**WHAT TO PRODUCE:** Restate the listing below word for word, omitting any images.

**SUPPLIED DATA:**

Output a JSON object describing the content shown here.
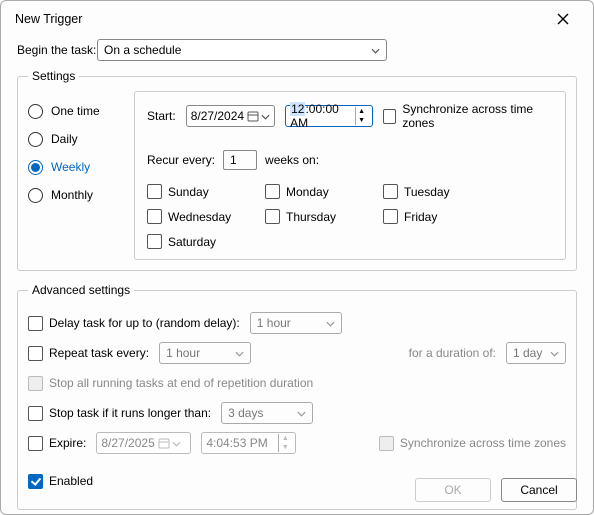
{
  "title": "New Trigger",
  "beginLabel": "Begin the task:",
  "beginValue": "On a schedule",
  "settings": {
    "legend": "Settings",
    "frequency": {
      "options": [
        "One time",
        "Daily",
        "Weekly",
        "Monthly"
      ],
      "selected": "Weekly"
    },
    "startLabel": "Start:",
    "startDate": "8/27/2024",
    "startTimeSelected": "12",
    "startTimeRest": ":00:00 AM",
    "syncZones": {
      "label": "Synchronize across time zones",
      "checked": false
    },
    "recurLabel": "Recur every:",
    "recurValue": "1",
    "recurSuffix": "weeks on:",
    "days": [
      {
        "label": "Sunday",
        "checked": false
      },
      {
        "label": "Monday",
        "checked": false
      },
      {
        "label": "Tuesday",
        "checked": false
      },
      {
        "label": "Wednesday",
        "checked": false
      },
      {
        "label": "Thursday",
        "checked": false
      },
      {
        "label": "Friday",
        "checked": false
      },
      {
        "label": "Saturday",
        "checked": false
      }
    ]
  },
  "advanced": {
    "legend": "Advanced settings",
    "delay": {
      "label": "Delay task for up to (random delay):",
      "checked": false,
      "value": "1 hour"
    },
    "repeat": {
      "label": "Repeat task every:",
      "checked": false,
      "value": "1 hour",
      "durationLabel": "for a duration of:",
      "duration": "1 day"
    },
    "stopAtEnd": {
      "label": "Stop all running tasks at end of repetition duration",
      "checked": false
    },
    "stopLonger": {
      "label": "Stop task if it runs longer than:",
      "checked": false,
      "value": "3 days"
    },
    "expire": {
      "label": "Expire:",
      "checked": false,
      "date": "8/27/2025",
      "time": "4:04:53 PM",
      "syncLabel": "Synchronize across time zones"
    },
    "enabled": {
      "label": "Enabled",
      "checked": true
    }
  },
  "buttons": {
    "ok": "OK",
    "cancel": "Cancel"
  }
}
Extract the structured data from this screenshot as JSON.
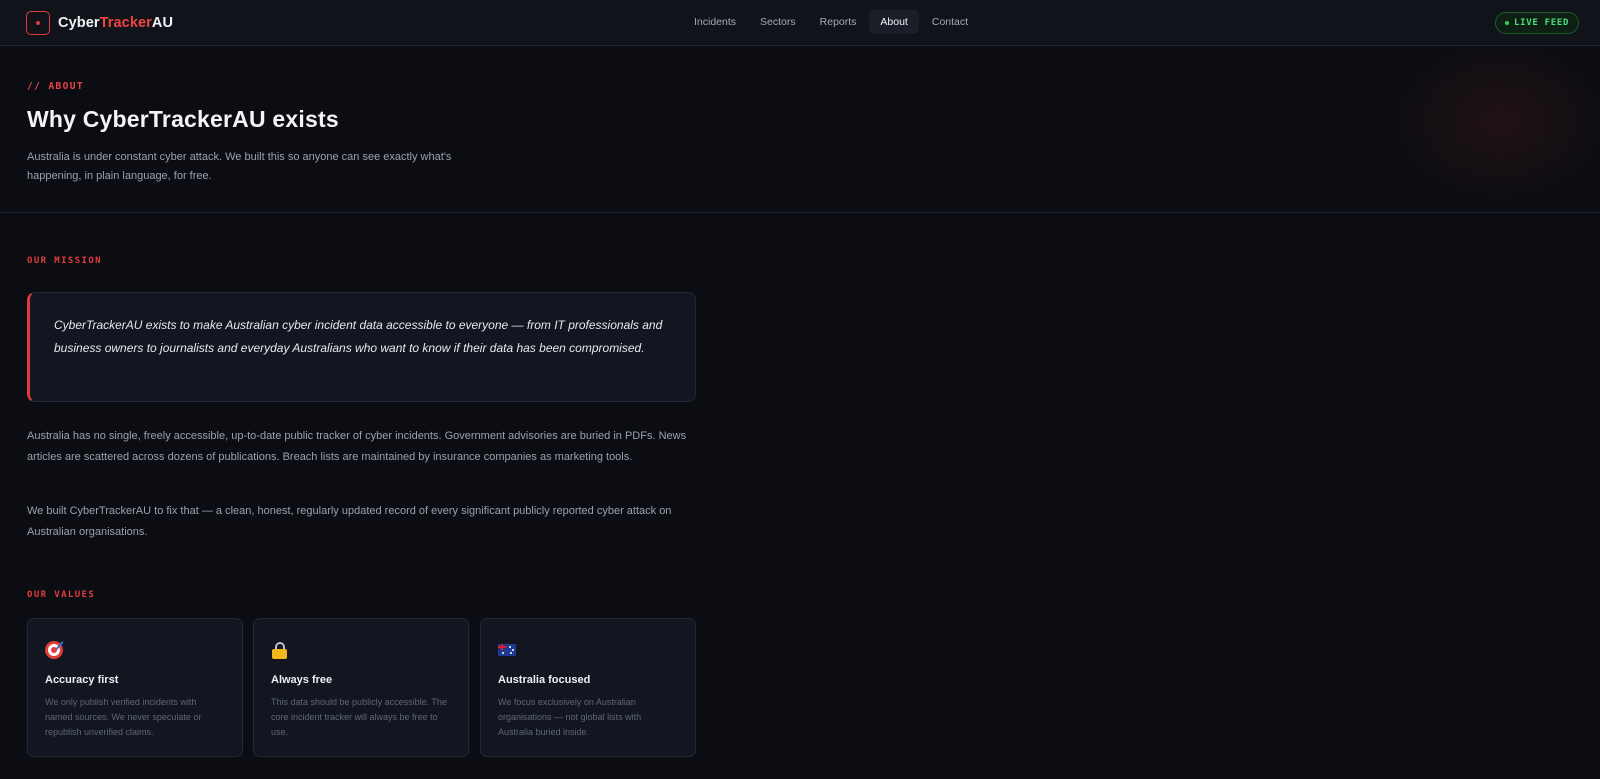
{
  "brand": {
    "name_part1": "Cyber",
    "name_part2": "Tracker",
    "name_part3": "AU"
  },
  "nav": {
    "links": [
      "Incidents",
      "Sectors",
      "Reports",
      "About",
      "Contact"
    ],
    "active": "About"
  },
  "live_feed": "LIVE FEED",
  "hero": {
    "eyebrow": "// ABOUT",
    "title": "Why CyberTrackerAU exists",
    "subtitle": "Australia is under constant cyber attack. We built this so anyone can see exactly what's happening, in plain language, for free."
  },
  "mission": {
    "label": "OUR MISSION",
    "quote": "CyberTrackerAU exists to make Australian cyber incident data accessible to everyone — from IT professionals and business owners to journalists and everyday Australians who want to know if their data has been compromised.",
    "paragraphs": [
      "Australia has no single, freely accessible, up-to-date public tracker of cyber incidents. Government advisories are buried in PDFs. News articles are scattered across dozens of publications. Breach lists are maintained by insurance companies as marketing tools.",
      "We built CyberTrackerAU to fix that — a clean, honest, regularly updated record of every significant publicly reported cyber attack on Australian organisations."
    ]
  },
  "values": {
    "label": "OUR VALUES",
    "cards": [
      {
        "icon": "target-icon",
        "title": "Accuracy first",
        "desc": "We only publish verified incidents with named sources. We never speculate or republish unverified claims."
      },
      {
        "icon": "lock-icon",
        "title": "Always free",
        "desc": "This data should be publicly accessible. The core incident tracker will always be free to use."
      },
      {
        "icon": "australia-flag-icon",
        "title": "Australia focused",
        "desc": "We focus exclusively on Australian organisations — not global lists with Australia buried inside."
      }
    ]
  },
  "colors": {
    "accent": "#ef4444",
    "live": "#4ade80",
    "background": "#0b0d12",
    "card": "#121620"
  }
}
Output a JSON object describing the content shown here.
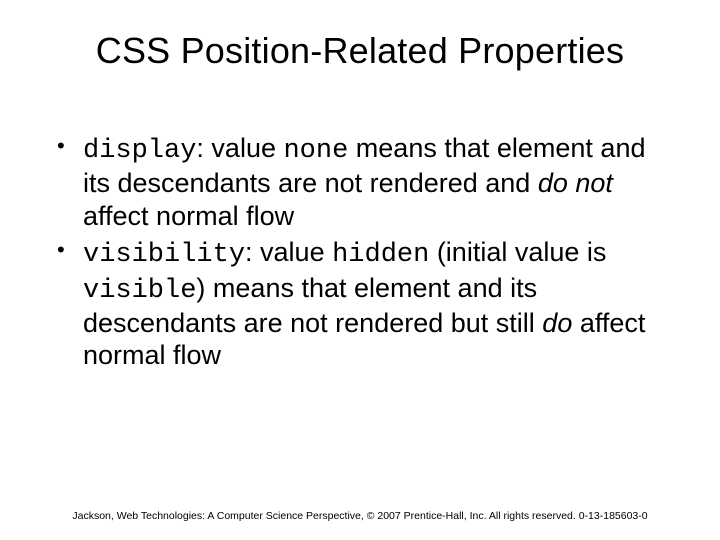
{
  "title": "CSS Position-Related Properties",
  "bullets": [
    {
      "parts": {
        "code1": "display",
        "t1": ": value ",
        "code2": "none",
        "t2": " means that element and its descendants are not rendered and ",
        "ital": "do not",
        "t3": " affect normal flow"
      }
    },
    {
      "parts": {
        "code1": "visibility",
        "t1": ": value ",
        "code2": "hidden",
        "t2": " (initial value is ",
        "code3": "visible",
        "t3": ") means that element and its descendants are not rendered but still ",
        "ital": "do",
        "t4": " affect normal flow"
      }
    }
  ],
  "footer": "Jackson, Web Technologies: A Computer Science Perspective, © 2007 Prentice-Hall, Inc. All rights reserved. 0-13-185603-0",
  "bullet_glyph": "•"
}
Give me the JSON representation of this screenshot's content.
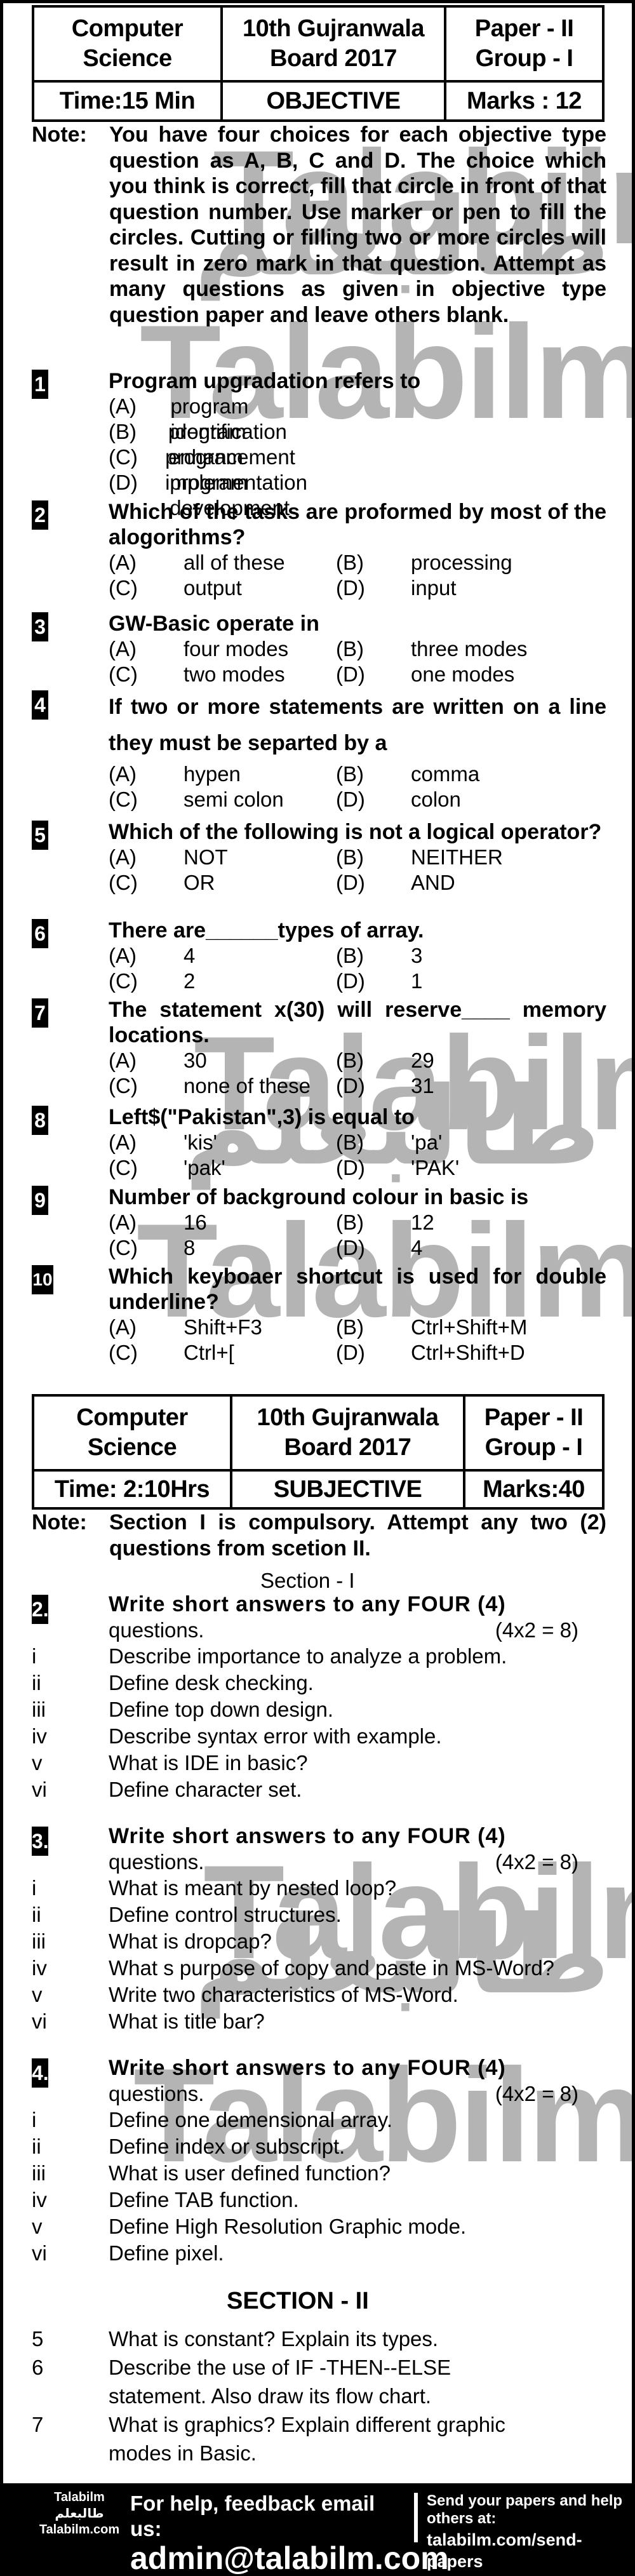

**OUTPUT OF THE TASK:**
Output a JSON object describing the content shown here.
{
  "title": "New Trigger",
  "beginLabel": "Begin the task:",
  "beginValue": "On a schedule",
  "settings": {
    "legend": "Settings",
    "frequency": {
      "options": [
        "One time",
        "Daily",
        "Weekly",
        "Monthly"
      ],
      "selected": "Weekly"
    },
    "startLabel": "Start:",
    "startDate": "8/27/2024",
    "startTimeSelected": "12",
    "startTimeRest": ":00:00 AM",
    "syncZones": {
      "label": "Synchronize across time zones",
      "checked": false
    },
    "recurLabel": "Recur every:",
    "recurValue": "1",
    "recurSuffix": "weeks on:",
    "days": [
      {
        "label": "Sunday",
        "checked": false
      },
      {
        "label": "Monday",
        "checked": false
      },
      {
        "label": "Tuesday",
        "checked": false
      },
      {
        "label": "Wednesday",
        "checked": false
      },
      {
        "label": "Thursday",
        "checked": false
      },
      {
        "label": "Friday",
        "checked": false
      },
      {
        "label": "Saturday",
        "checked": false
      }
    ]
  },
  "advanced": {
    "legend": "Advanced settings",
    "delay": {
      "label": "Delay task for up to (random delay):",
      "checked": false,
      "value": "1 hour"
    },
    "repeat": {
      "label": "Repeat task every:",
      "checked": false,
      "value": "1 hour",
      "durationLabel": "for a duration of:",
      "duration": "1 day"
    },
    "stopAtEnd": {
      "label": "Stop all running tasks at end of repetition duration",
      "checked": false
    },
    "stopLonger": {
      "label": "Stop task if it runs longer than:",
      "checked": false,
      "value": "3 days"
    },
    "expire": {
      "label": "Expire:",
      "checked": false,
      "date": "8/27/2025",
      "time": "4:04:53 PM",
      "syncLabel": "Synchronize across time zones"
    },
    "enabled": {
      "label": "Enabled",
      "checked": true
    }
  },
  "buttons": {
    "ok": "OK",
    "cancel": "Cancel"
  }
}
Extract the structured data from this screenshot as JSON.
{
  "brand": {
    "name_part1": "Cyber",
    "name_part2": "Tracker",
    "name_part3": "AU"
  },
  "nav": {
    "links": [
      "Incidents",
      "Sectors",
      "Reports",
      "About",
      "Contact"
    ],
    "active": "About"
  },
  "live_feed": "LIVE FEED",
  "hero": {
    "eyebrow": "// ABOUT",
    "title": "Why CyberTrackerAU exists",
    "subtitle": "Australia is under constant cyber attack. We built this so anyone can see exactly what's happening, in plain language, for free."
  },
  "mission": {
    "label": "OUR MISSION",
    "quote": "CyberTrackerAU exists to make Australian cyber incident data accessible to everyone — from IT professionals and business owners to journalists and everyday Australians who want to know if their data has been compromised.",
    "paragraphs": [
      "Australia has no single, freely accessible, up-to-date public tracker of cyber incidents. Government advisories are buried in PDFs. News articles are scattered across dozens of publications. Breach lists are maintained by insurance companies as marketing tools.",
      "We built CyberTrackerAU to fix that — a clean, honest, regularly updated record of every significant publicly reported cyber attack on Australian organisations."
    ]
  },
  "values": {
    "label": "OUR VALUES",
    "cards": [
      {
        "icon": "target-icon",
        "title": "Accuracy first",
        "desc": "We only publish verified incidents with named sources. We never speculate or republish unverified claims."
      },
      {
        "icon": "lock-icon",
        "title": "Always free",
        "desc": "This data should be publicly accessible. The core incident tracker will always be free to use."
      },
      {
        "icon": "australia-flag-icon",
        "title": "Australia focused",
        "desc": "We focus exclusively on Australian organisations — not global lists with Australia buried inside."
      }
    ]
  },
  "colors": {
    "accent": "#ef4444",
    "live": "#4ade80",
    "background": "#0b0d12",
    "card": "#121620"
  }
}
Output a JSON object describing the content shown here.
{
  "title": "CSS Position-Related Properties",
  "bullets": [
    {
      "parts": {
        "code1": "display",
        "t1": ": value ",
        "code2": "none",
        "t2": " means that element and its descendants are not rendered and ",
        "ital": "do not",
        "t3": " affect normal flow"
      }
    },
    {
      "parts": {
        "code1": "visibility",
        "t1": ": value ",
        "code2": "hidden",
        "t2": " (initial value is ",
        "code3": "visible",
        "t3": ") means that element and its descendants are not rendered but still ",
        "ital": "do",
        "t4": " affect normal flow"
      }
    }
  ],
  "footer": "Jackson, Web Technologies: A Computer Science Perspective, © 2007 Prentice-Hall, Inc. All rights reserved. 0-13-185603-0",
  "bullet_glyph": "•"
}
Give me the JSON representation of this screenshot's content.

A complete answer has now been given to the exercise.